Task: Take each line from the material below that includes the string "this" and copy it.

Input material:

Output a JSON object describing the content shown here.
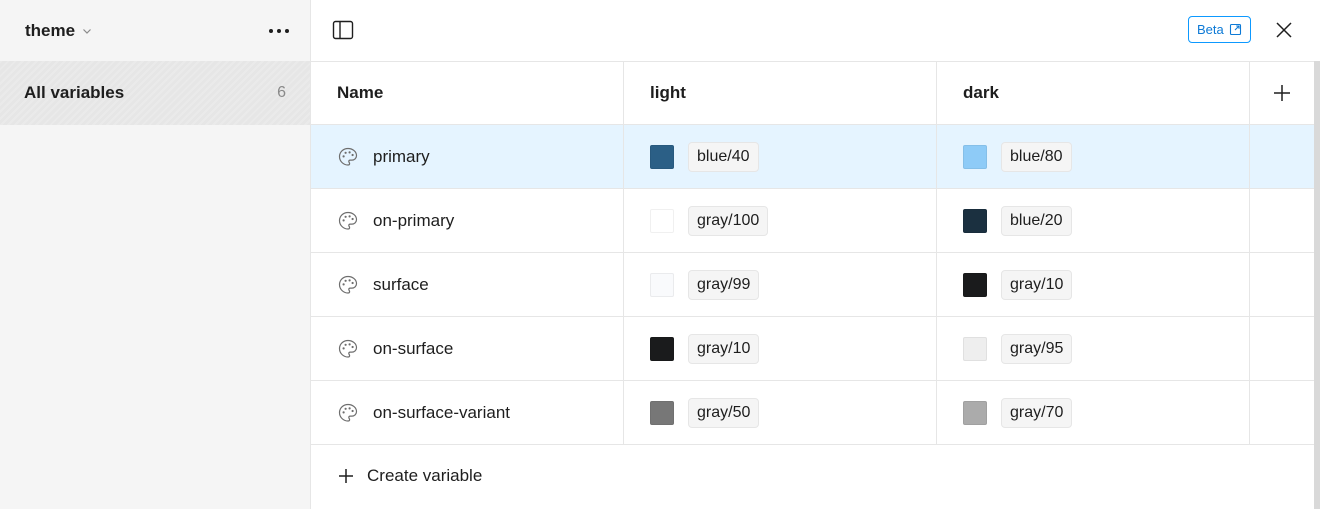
{
  "sidebar": {
    "collection_name": "theme",
    "items": [
      {
        "label": "All variables",
        "count": "6"
      }
    ]
  },
  "toolbar": {
    "beta_label": "Beta"
  },
  "table": {
    "columns": [
      "Name",
      "light",
      "dark"
    ],
    "rows": [
      {
        "name": "primary",
        "light": {
          "label": "blue/40",
          "color": "#2b5f86"
        },
        "dark": {
          "label": "blue/80",
          "color": "#8ecbf7"
        },
        "selected": true
      },
      {
        "name": "on-primary",
        "light": {
          "label": "gray/100",
          "color": "#ffffff"
        },
        "dark": {
          "label": "blue/20",
          "color": "#1b3040"
        },
        "selected": false
      },
      {
        "name": "surface",
        "light": {
          "label": "gray/99",
          "color": "#f9fafc"
        },
        "dark": {
          "label": "gray/10",
          "color": "#1a1b1c"
        },
        "selected": false
      },
      {
        "name": "on-surface",
        "light": {
          "label": "gray/10",
          "color": "#1a1b1c"
        },
        "dark": {
          "label": "gray/95",
          "color": "#eeeeee"
        },
        "selected": false
      },
      {
        "name": "on-surface-variant",
        "light": {
          "label": "gray/50",
          "color": "#777777"
        },
        "dark": {
          "label": "gray/70",
          "color": "#ababab"
        },
        "selected": false
      }
    ]
  },
  "footer": {
    "create_label": "Create variable"
  },
  "colors": {
    "accent": "#0d99ff",
    "selected_row": "#e5f4ff",
    "sidebar_bg": "#f5f5f5"
  }
}
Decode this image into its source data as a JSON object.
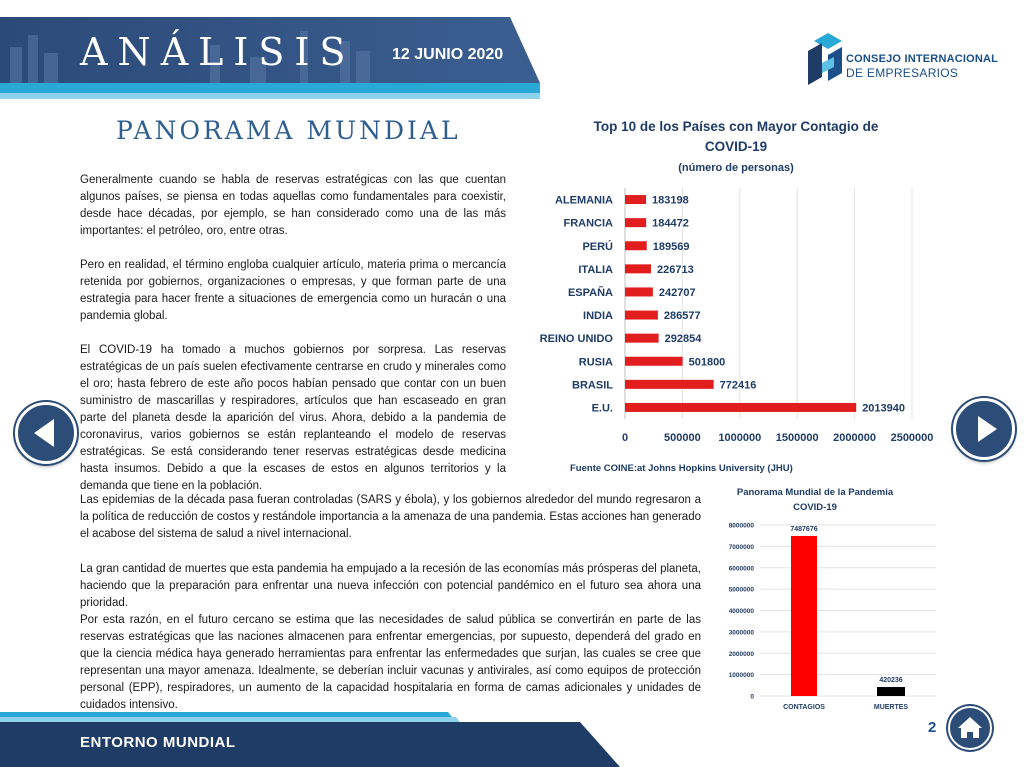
{
  "header": {
    "title": "ANÁLISIS",
    "date": "12 JUNIO 2020"
  },
  "logo": {
    "line1": "CONSEJO INTERNACIONAL",
    "line2_prefix": "DE",
    "line2_main": "EMPRESARIOS"
  },
  "section_title": "PANORAMA MUNDIAL",
  "paragraphs": [
    "Generalmente cuando se habla de reservas estratégicas con las que cuentan algunos países, se piensa en todas aquellas como fundamentales para coexistir, desde hace décadas, por ejemplo, se han considerado como una de las más importantes: el petróleo, oro, entre otras.",
    "Pero en realidad, el término engloba cualquier artículo, materia prima o mercancía retenida por gobiernos, organizaciones o empresas, y que forman parte de una estrategia para hacer frente a situaciones de emergencia como un huracán o una pandemia global.",
    "El COVID-19 ha tomado a muchos gobiernos por sorpresa. Las reservas estratégicas de un país suelen efectivamente centrarse en crudo y minerales como el oro; hasta febrero de este año pocos habían pensado que contar con un buen suministro de mascarillas y respiradores, artículos que han escaseado en gran parte del planeta desde la aparición del virus. Ahora, debido a la pandemia de coronavirus, varios gobiernos se están replanteando el modelo de reservas estratégicas. Se está considerando tener reservas estratégicas desde medicina hasta insumos. Debido a que la escases de estos en algunos territorios y la demanda que tiene en la población.",
    "Las epidemias de la década pasa fueran controladas (SARS y ébola), y los gobiernos alrededor del mundo regresaron a la política de reducción de costos y restándole importancia a la amenaza de una pandemia. Estas acciones han generado el acabose del sistema de salud a nivel internacional.",
    "La gran cantidad de muertes que esta pandemia ha empujado a la recesión de las economías más prósperas del planeta, haciendo que la preparación para enfrentar una nueva infección con potencial pandémico en el futuro sea ahora una prioridad.",
    "Por esta razón, en el futuro cercano se estima que las necesidades de salud pública se convertirán en parte de las reservas estratégicas que las naciones almacenen para enfrentar emergencias, por supuesto, dependerá del grado en que la ciencia médica haya generado herramientas para enfrentar las enfermedades que surjan, las cuales se cree que representan una mayor amenaza. Idealmente, se deberían incluir vacunas y antivirales, así como equipos de protección personal (EPP), respiradores, un aumento de la capacidad hospitalaria en forma de camas adicionales y unidades de cuidados intensivo."
  ],
  "chart_data": [
    {
      "type": "bar",
      "orientation": "horizontal",
      "title": "Top 10 de los Países con Mayor Contagio de COVID-19",
      "subtitle": "(número de personas)",
      "source": "Fuente COINE:at Johns Hopkins University (JHU)",
      "categories": [
        "ALEMANIA",
        "FRANCIA",
        "PERÚ",
        "ITALIA",
        "ESPAÑA",
        "INDIA",
        "REINO UNIDO",
        "RUSIA",
        "BRASIL",
        "E.U."
      ],
      "values": [
        183198,
        184472,
        189569,
        226713,
        242707,
        286577,
        292854,
        501800,
        772416,
        2013940
      ],
      "xlim": [
        0,
        2500000
      ],
      "ticks": [
        0,
        500000,
        1000000,
        1500000,
        2000000,
        2500000
      ],
      "bar_color": "#e11d1d",
      "grid": true
    },
    {
      "type": "bar",
      "title_line1": "Panorama Mundial de la Pandemia",
      "title_line2": "COVID-19",
      "categories": [
        "CONTAGIOS",
        "MUERTES"
      ],
      "values": [
        7487676,
        420236
      ],
      "colors": [
        "#ff0000",
        "#000000"
      ],
      "ylim": [
        0,
        8000000
      ],
      "ticks": [
        0,
        1000000,
        2000000,
        3000000,
        4000000,
        5000000,
        6000000,
        7000000,
        8000000
      ],
      "grid": true
    }
  ],
  "footer": {
    "section": "ENTORNO MUNDIAL",
    "page": "2"
  },
  "colors": {
    "navy": "#1f3c66",
    "cyan": "#29a9d6",
    "title_blue": "#2f5e90"
  }
}
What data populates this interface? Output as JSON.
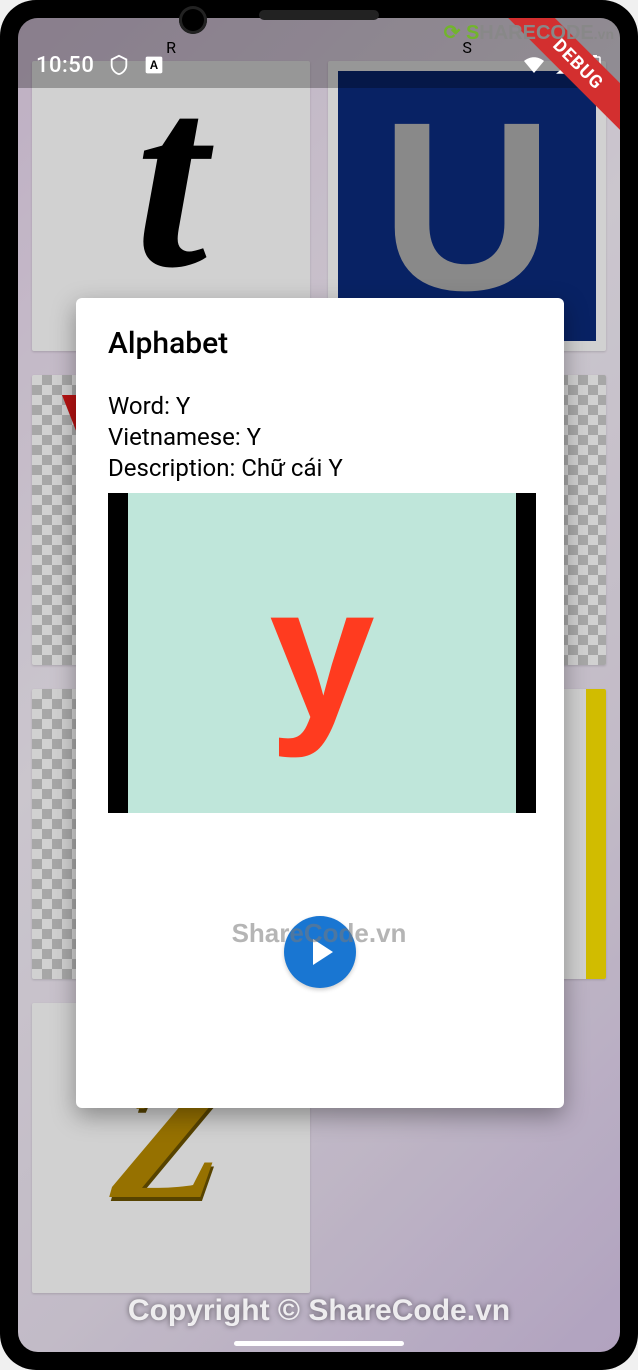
{
  "status": {
    "clock": "10:50",
    "icons": {
      "shield": "shield-outline",
      "translate": "translate",
      "wifi": "wifi",
      "signal": "cell-signal",
      "battery": "battery"
    }
  },
  "debug_badge": "DEBUG",
  "grid": {
    "row0": {
      "left_label": "R",
      "right_label": "S"
    },
    "tile_t_letter": "t",
    "tile_u_letter": "U",
    "tile_z_letter": "Z"
  },
  "dialog": {
    "title": "Alphabet",
    "word_label": "Word: ",
    "word_value": "Y",
    "viet_label": "Vietnamese: ",
    "viet_value": "Y",
    "desc_label": "Description: ",
    "desc_value": "Chữ cái Y",
    "video_letter": "y",
    "play_button": "Play"
  },
  "watermark": {
    "logo_text": "SHARECODE.vn",
    "center": "ShareCode.vn",
    "bottom": "Copyright © ShareCode.vn"
  }
}
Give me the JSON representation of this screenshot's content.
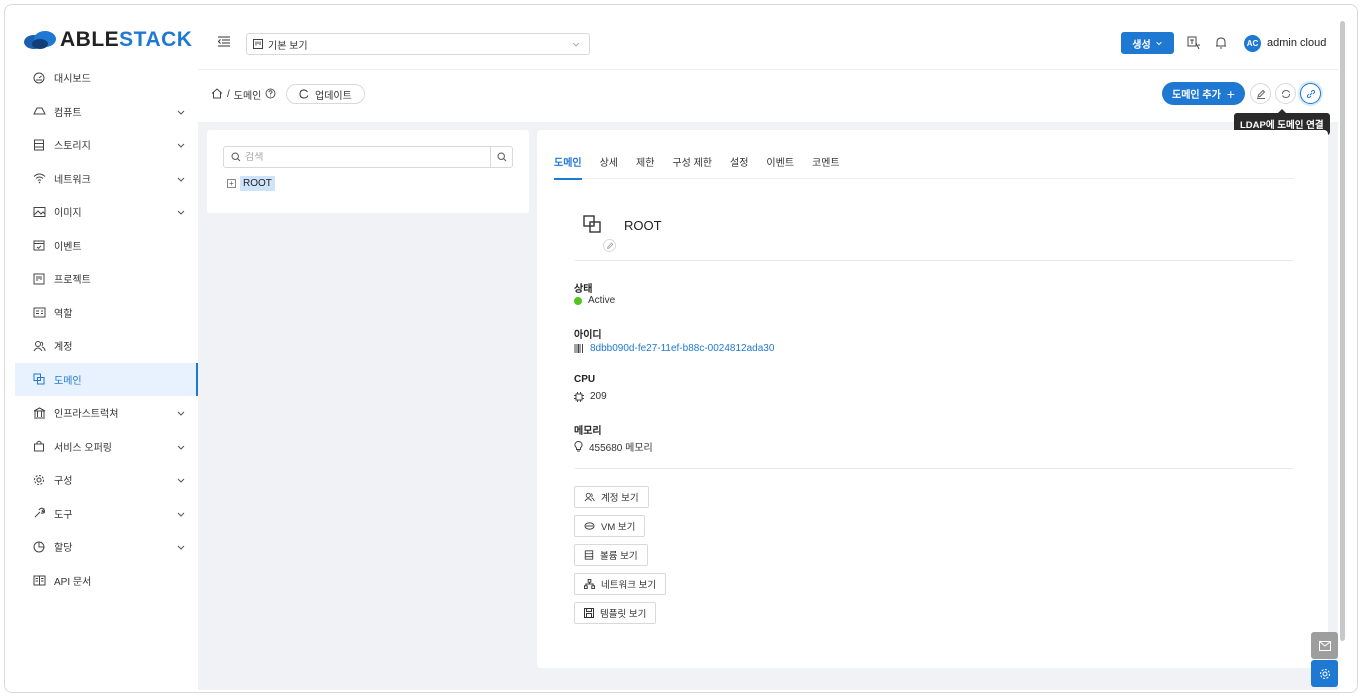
{
  "brand": {
    "part1": "ABLE",
    "part2": "STACK",
    "colors": {
      "primary": "#1f78d1",
      "dark": "#222222"
    }
  },
  "sidebar": {
    "items": [
      {
        "label": "대시보드",
        "icon": "dashboard-icon",
        "submenu": false
      },
      {
        "label": "컴퓨트",
        "icon": "cloud-icon",
        "submenu": true
      },
      {
        "label": "스토리지",
        "icon": "storage-icon",
        "submenu": true
      },
      {
        "label": "네트워크",
        "icon": "wifi-icon",
        "submenu": true
      },
      {
        "label": "이미지",
        "icon": "image-icon",
        "submenu": true
      },
      {
        "label": "이벤트",
        "icon": "calendar-icon",
        "submenu": false
      },
      {
        "label": "프로젝트",
        "icon": "project-icon",
        "submenu": false
      },
      {
        "label": "역할",
        "icon": "idcard-icon",
        "submenu": false
      },
      {
        "label": "계정",
        "icon": "team-icon",
        "submenu": false
      },
      {
        "label": "도메인",
        "icon": "block-icon",
        "submenu": false,
        "active": true
      },
      {
        "label": "인프라스트럭쳐",
        "icon": "bank-icon",
        "submenu": true
      },
      {
        "label": "서비스 오퍼링",
        "icon": "shopping-icon",
        "submenu": true
      },
      {
        "label": "구성",
        "icon": "setting-icon",
        "submenu": true
      },
      {
        "label": "도구",
        "icon": "tool-icon",
        "submenu": true
      },
      {
        "label": "할당",
        "icon": "piechart-icon",
        "submenu": true
      },
      {
        "label": "API 문서",
        "icon": "book-icon",
        "submenu": false
      }
    ]
  },
  "topbar": {
    "view_select": "기본 보기",
    "create_label": "생성",
    "avatar": "AC",
    "username": "admin cloud"
  },
  "breadcrumb": {
    "page": "도메인",
    "update_label": "업데이트",
    "add_domain_label": "도메인 추가",
    "tooltip": "LDAP에 도메인 연결"
  },
  "tree": {
    "search_placeholder": "검색",
    "root_label": "ROOT"
  },
  "detail": {
    "tabs": [
      "도메인",
      "상세",
      "제한",
      "구성 제한",
      "설정",
      "이벤트",
      "코멘트"
    ],
    "active_tab": "도메인",
    "name": "ROOT",
    "state_label": "상태",
    "state_value": "Active",
    "state_color": "#52c41a",
    "id_label": "아이디",
    "id_value": "8dbb090d-fe27-11ef-b88c-0024812ada30",
    "cpu_label": "CPU",
    "cpu_value": "209",
    "memory_label": "메모리",
    "memory_value": "455680 메모리",
    "buttons": [
      "계정 보기",
      "VM 보기",
      "볼륨 보기",
      "네트워크 보기",
      "템플릿 보기"
    ]
  }
}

Problem solution:
Decode this image into its source data as a JSON object.
What data populates this interface? Output as JSON.
Give me the JSON representation of this screenshot's content.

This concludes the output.